Why is Natural History Important?

Journaling in a field of flowersWhen encouraged to observe nature deeply, people often develop a lasting understanding and desire to protect the environment. Here at the Norris Center and at UCSC overall, we are expanding opportunities to cultivate natural history skills for students of all ages, and foster their passion for the natural world. In doing so, we've observed the following additional benefits of practicing natural history:

Natural history teaches people how to look and ask. Everyone benefits from learning how to look deeply for details and patterns and how to ask informed relevant questions. These skills are essential across varying disciplines including policy, economics, science, art, and business.

Natural history inspires creativity. Nature often supplies us with mysteries that encourage careful observation, interpretation, and reflection.  Puzzling about the "whys" and "hows" of a pattern observed in the natural world invites any naturalist to innovate in their attempt to discover answers.

Natural history directly informs scientific research. There is no substitute for direct observation of one's study species or landscape. The very raw material that compose most of the biological disciplines come from direct observations of the natural world.

Natural history can lead to deep emotional connection.

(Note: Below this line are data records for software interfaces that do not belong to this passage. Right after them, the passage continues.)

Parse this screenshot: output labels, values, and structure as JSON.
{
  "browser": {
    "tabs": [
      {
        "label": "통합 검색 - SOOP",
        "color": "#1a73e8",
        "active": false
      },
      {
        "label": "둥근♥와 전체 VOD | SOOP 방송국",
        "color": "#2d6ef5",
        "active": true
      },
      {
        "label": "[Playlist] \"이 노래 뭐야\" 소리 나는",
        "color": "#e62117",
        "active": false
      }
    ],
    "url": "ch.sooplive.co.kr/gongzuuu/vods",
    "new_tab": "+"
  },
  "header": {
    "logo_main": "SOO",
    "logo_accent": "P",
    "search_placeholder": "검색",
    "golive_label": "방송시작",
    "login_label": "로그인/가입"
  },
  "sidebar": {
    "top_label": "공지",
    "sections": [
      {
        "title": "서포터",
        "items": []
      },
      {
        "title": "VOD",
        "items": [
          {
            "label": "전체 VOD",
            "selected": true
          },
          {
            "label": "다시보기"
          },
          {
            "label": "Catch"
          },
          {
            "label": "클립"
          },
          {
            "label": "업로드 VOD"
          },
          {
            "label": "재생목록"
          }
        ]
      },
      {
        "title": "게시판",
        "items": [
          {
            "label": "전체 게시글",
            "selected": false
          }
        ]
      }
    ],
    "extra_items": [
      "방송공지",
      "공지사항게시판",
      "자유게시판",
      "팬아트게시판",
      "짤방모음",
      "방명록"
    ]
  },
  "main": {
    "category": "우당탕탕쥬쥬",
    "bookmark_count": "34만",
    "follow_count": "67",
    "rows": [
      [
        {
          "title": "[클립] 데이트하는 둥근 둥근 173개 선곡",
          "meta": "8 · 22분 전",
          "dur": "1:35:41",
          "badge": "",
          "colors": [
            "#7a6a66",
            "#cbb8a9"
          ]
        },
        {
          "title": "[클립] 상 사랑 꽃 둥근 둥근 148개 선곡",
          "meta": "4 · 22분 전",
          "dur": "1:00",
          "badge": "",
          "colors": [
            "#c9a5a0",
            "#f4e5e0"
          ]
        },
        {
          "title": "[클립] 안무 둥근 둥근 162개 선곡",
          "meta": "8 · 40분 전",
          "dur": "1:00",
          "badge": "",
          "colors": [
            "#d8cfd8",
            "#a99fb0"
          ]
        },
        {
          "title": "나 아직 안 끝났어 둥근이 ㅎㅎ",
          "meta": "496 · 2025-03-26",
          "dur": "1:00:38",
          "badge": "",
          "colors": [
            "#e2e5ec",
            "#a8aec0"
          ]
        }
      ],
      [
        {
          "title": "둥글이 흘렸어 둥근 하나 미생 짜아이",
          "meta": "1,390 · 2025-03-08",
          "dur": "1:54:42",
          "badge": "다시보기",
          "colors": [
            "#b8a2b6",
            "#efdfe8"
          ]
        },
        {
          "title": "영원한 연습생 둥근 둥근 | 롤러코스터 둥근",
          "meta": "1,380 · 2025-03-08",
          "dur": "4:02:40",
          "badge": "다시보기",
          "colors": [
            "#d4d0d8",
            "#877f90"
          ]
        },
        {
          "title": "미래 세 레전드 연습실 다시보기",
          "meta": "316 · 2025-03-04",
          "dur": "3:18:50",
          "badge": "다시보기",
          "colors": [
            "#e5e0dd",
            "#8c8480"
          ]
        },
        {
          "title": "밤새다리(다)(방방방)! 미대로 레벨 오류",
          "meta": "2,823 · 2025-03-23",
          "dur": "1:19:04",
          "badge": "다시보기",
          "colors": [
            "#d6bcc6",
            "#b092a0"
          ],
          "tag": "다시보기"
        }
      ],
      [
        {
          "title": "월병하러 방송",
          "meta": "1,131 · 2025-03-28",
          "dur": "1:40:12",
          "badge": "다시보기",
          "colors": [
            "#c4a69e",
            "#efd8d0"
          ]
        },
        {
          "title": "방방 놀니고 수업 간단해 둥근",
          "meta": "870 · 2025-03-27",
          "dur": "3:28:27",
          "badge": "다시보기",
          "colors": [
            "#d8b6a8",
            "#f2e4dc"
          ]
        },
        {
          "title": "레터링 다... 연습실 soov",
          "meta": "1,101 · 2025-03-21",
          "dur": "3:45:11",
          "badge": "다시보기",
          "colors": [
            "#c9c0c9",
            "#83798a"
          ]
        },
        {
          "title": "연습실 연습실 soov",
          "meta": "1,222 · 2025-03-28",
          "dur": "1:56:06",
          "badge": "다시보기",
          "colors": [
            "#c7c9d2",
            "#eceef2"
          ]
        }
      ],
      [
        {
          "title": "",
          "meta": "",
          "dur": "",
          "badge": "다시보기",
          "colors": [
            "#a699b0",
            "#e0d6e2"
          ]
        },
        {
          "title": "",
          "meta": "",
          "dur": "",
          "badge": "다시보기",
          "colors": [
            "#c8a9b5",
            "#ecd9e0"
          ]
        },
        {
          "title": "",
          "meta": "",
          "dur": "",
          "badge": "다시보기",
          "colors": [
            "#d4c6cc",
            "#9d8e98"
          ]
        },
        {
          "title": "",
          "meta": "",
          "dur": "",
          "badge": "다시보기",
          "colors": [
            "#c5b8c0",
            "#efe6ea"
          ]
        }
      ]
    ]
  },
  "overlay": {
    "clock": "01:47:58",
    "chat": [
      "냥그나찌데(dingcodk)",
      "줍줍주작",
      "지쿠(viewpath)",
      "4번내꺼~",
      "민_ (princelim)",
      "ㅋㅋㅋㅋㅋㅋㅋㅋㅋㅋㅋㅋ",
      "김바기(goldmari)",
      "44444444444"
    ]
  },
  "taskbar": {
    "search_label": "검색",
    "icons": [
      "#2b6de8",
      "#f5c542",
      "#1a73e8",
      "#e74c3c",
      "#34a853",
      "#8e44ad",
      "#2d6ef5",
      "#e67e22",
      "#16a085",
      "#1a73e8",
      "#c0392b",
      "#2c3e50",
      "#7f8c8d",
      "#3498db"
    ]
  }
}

Careful and direct experience with nature encourage participants to care more deeply for the planet.